What kind of parent is most likely to give a child such a distinctively black name? The data offer a clear answer: an unmarried, low-income, undereducated, teenage mother from a black neighborhood who has a distinctively black name herself. Giving a child a super-black name would seem to be a black parent's signal of solidarity with her community—the flip side of the "acting white" phenomenon. White parents, meanwhile, often send as strong a signal in the opposite direction. More than 40 percent of the white babies are given names that are at least four times more common among whites.
So, what are the "whitest" names and the "blackest" names? Click

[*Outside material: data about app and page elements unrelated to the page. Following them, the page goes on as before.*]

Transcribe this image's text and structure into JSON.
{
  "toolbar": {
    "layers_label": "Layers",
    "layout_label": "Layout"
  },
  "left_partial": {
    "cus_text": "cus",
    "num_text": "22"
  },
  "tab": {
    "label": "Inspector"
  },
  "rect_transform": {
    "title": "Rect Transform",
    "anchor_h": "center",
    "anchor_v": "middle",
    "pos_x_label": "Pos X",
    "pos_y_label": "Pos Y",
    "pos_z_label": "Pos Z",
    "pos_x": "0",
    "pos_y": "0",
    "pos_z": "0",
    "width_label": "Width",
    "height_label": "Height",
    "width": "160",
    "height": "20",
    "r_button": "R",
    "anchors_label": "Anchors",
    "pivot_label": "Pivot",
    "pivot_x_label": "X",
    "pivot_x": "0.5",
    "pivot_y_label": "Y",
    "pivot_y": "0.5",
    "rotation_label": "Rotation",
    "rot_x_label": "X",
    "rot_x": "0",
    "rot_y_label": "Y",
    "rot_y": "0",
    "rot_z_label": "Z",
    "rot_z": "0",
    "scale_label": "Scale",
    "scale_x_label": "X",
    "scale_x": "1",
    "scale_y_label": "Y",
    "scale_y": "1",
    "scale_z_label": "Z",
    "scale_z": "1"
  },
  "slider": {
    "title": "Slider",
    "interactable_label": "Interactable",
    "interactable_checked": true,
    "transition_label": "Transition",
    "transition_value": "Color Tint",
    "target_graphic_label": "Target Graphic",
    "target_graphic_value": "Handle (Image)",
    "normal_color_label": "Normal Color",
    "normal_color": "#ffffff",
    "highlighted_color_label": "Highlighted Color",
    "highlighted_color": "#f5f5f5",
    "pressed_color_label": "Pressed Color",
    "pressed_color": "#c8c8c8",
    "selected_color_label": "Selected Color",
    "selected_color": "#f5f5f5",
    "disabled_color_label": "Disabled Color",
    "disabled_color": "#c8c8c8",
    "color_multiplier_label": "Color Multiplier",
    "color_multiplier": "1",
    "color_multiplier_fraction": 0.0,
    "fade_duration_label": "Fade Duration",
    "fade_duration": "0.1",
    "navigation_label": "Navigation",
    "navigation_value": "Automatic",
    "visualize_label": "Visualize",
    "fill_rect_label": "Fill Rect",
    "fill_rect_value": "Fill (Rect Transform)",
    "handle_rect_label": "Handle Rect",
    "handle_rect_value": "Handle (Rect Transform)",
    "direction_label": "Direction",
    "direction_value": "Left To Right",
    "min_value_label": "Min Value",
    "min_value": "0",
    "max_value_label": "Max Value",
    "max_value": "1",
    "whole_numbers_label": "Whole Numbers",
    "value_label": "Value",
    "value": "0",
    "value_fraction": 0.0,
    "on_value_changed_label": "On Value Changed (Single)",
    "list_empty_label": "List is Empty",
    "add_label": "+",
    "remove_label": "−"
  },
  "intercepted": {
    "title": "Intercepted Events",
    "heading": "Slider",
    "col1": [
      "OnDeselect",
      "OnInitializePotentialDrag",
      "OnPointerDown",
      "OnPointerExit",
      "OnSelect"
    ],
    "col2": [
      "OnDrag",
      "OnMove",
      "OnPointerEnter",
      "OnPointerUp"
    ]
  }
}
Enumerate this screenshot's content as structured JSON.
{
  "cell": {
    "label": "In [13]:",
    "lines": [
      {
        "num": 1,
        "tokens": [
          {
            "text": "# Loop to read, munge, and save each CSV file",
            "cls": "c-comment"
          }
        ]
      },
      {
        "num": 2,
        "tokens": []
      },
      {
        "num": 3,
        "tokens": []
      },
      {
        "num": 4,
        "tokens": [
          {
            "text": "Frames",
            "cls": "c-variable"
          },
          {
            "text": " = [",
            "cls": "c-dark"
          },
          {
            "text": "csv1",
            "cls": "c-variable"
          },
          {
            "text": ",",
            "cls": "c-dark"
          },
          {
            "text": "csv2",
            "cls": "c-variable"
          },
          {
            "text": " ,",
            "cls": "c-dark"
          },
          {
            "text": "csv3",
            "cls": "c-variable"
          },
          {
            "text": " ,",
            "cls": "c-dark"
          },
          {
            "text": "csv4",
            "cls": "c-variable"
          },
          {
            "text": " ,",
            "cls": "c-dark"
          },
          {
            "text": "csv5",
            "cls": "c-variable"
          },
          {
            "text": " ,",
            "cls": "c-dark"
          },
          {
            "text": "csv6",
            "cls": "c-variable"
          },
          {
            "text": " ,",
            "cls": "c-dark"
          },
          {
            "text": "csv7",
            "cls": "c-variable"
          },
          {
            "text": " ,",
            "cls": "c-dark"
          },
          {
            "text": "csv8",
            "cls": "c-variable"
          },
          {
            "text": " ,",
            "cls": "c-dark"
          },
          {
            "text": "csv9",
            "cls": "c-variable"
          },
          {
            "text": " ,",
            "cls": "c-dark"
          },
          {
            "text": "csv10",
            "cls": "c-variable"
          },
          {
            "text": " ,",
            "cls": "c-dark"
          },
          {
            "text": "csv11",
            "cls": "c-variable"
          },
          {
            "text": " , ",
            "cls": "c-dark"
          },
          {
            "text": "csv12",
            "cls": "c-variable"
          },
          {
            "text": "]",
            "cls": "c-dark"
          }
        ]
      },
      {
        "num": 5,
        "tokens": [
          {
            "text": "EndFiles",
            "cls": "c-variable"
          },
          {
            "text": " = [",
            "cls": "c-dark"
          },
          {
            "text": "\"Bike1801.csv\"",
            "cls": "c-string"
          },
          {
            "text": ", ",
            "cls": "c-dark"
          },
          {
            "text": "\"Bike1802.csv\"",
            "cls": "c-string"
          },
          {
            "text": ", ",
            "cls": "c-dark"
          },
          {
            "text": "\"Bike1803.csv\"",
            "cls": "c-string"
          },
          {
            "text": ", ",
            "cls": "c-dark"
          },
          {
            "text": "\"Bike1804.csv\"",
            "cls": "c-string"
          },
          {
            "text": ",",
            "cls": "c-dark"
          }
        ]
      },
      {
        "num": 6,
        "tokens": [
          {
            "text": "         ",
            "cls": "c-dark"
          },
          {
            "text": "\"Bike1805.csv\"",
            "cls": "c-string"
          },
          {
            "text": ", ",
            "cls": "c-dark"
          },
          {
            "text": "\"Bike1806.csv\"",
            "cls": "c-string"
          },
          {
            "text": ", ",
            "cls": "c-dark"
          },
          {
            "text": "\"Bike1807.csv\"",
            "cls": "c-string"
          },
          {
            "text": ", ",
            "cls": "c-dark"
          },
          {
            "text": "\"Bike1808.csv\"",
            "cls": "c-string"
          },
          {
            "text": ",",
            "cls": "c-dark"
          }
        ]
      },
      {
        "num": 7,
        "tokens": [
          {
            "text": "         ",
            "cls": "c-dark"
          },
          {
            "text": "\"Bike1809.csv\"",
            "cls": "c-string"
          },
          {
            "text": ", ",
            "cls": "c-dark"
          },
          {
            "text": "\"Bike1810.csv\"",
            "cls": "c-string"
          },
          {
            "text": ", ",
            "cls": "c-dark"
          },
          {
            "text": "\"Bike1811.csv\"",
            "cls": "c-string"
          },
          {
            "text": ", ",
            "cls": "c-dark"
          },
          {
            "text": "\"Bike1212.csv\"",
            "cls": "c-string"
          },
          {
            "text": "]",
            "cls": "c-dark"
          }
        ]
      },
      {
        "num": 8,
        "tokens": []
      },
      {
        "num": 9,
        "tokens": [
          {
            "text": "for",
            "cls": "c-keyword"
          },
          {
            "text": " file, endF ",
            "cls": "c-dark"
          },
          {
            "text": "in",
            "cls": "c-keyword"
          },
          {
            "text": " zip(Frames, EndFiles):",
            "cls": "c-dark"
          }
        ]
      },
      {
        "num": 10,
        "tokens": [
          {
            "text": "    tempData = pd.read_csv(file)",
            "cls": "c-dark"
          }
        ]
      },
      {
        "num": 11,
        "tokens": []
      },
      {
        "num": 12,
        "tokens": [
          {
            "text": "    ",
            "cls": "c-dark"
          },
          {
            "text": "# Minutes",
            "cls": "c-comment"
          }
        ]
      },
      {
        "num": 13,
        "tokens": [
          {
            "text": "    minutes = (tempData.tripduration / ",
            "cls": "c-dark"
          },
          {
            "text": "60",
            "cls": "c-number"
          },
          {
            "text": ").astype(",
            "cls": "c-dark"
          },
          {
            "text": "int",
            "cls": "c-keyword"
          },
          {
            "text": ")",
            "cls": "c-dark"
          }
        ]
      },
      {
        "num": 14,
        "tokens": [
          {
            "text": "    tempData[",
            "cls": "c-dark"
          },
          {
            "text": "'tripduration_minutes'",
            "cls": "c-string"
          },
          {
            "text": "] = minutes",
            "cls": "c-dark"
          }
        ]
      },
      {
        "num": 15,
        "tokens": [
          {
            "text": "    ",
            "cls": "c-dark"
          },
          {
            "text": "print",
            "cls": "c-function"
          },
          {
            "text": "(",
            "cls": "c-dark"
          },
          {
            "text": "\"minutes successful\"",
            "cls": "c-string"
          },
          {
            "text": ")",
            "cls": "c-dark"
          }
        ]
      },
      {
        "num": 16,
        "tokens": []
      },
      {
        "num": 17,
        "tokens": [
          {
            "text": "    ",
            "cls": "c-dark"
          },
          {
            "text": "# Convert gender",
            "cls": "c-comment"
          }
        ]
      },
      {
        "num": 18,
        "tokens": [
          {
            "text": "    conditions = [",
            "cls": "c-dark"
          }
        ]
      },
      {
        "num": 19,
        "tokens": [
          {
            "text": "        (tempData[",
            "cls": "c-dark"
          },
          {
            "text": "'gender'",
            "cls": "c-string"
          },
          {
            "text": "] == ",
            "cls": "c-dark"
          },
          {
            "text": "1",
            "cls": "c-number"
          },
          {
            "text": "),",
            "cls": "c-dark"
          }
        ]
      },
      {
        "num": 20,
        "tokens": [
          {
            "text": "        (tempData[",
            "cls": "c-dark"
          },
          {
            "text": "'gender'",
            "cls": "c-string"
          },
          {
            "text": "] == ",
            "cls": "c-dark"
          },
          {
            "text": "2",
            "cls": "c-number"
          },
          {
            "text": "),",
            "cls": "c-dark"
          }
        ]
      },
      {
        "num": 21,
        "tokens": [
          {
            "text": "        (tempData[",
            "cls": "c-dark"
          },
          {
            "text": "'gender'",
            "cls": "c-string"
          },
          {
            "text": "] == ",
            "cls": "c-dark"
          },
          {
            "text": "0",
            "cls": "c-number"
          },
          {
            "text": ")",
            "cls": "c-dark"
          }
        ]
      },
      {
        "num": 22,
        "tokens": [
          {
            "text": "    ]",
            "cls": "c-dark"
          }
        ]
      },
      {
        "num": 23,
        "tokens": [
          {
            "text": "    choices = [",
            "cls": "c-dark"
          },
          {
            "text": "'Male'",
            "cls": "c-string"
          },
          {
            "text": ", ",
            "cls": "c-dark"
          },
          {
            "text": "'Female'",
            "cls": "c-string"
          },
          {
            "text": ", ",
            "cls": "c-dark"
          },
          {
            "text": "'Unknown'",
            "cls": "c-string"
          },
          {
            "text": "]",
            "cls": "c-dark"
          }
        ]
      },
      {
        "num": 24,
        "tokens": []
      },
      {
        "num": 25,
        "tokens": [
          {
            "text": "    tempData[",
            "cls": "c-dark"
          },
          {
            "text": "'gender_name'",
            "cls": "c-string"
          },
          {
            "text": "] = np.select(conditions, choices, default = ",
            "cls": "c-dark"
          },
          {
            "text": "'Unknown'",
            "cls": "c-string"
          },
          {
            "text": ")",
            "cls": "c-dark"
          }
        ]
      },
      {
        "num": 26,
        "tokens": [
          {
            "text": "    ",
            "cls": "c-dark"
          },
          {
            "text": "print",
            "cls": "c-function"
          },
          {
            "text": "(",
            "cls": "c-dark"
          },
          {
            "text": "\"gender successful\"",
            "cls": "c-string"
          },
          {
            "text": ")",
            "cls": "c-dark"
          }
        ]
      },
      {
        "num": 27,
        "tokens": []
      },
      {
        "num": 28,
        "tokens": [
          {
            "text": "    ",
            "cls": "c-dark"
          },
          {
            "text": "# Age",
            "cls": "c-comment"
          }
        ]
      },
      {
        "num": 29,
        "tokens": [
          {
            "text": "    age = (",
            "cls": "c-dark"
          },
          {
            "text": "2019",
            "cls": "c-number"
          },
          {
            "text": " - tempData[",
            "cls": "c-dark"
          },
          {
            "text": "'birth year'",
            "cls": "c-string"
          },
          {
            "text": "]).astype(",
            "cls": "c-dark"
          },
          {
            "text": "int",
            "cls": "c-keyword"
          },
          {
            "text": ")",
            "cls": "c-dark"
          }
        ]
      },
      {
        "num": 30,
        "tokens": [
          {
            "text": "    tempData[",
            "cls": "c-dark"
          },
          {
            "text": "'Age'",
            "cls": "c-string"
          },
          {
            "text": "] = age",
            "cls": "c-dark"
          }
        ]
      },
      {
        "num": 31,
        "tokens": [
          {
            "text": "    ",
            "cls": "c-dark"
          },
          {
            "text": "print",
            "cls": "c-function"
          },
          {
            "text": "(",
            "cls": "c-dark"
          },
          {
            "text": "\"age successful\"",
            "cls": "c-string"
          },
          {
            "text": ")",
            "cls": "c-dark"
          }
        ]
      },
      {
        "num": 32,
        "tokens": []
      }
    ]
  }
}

The California names data, however, afford a more robust opportunity. By subjecting this data to the economist's favorite magic trick—a statistical wonder known as regression analysis —it's possible to tease out the effect of any one factor (in this case, a person's first name) on her future education, income, and health.
The data show that, on average, a person with a distinctively black name—whether it is a woman named Imani or a man named DeShawn—does have a worse life outcome than a woman named Molly or a man named Jake. But it isn't the fault of his or her name. If two black boys, Jake Williams and DeShawn Williams, are born in the same neighborhood and into the same familial and economic circumstances, they would likely have similar life outcomes. But the kind of parents who name their son Jake don't tend to live in the same neighborhoods or share economic circumstances with the kind of parents who name their son DeShawn. And that's why, on average, a boy named Jake will tend to earn more money and get more education than a boy named DeShawn. DeShawn's name is an indicator—but not a cause—of his life path.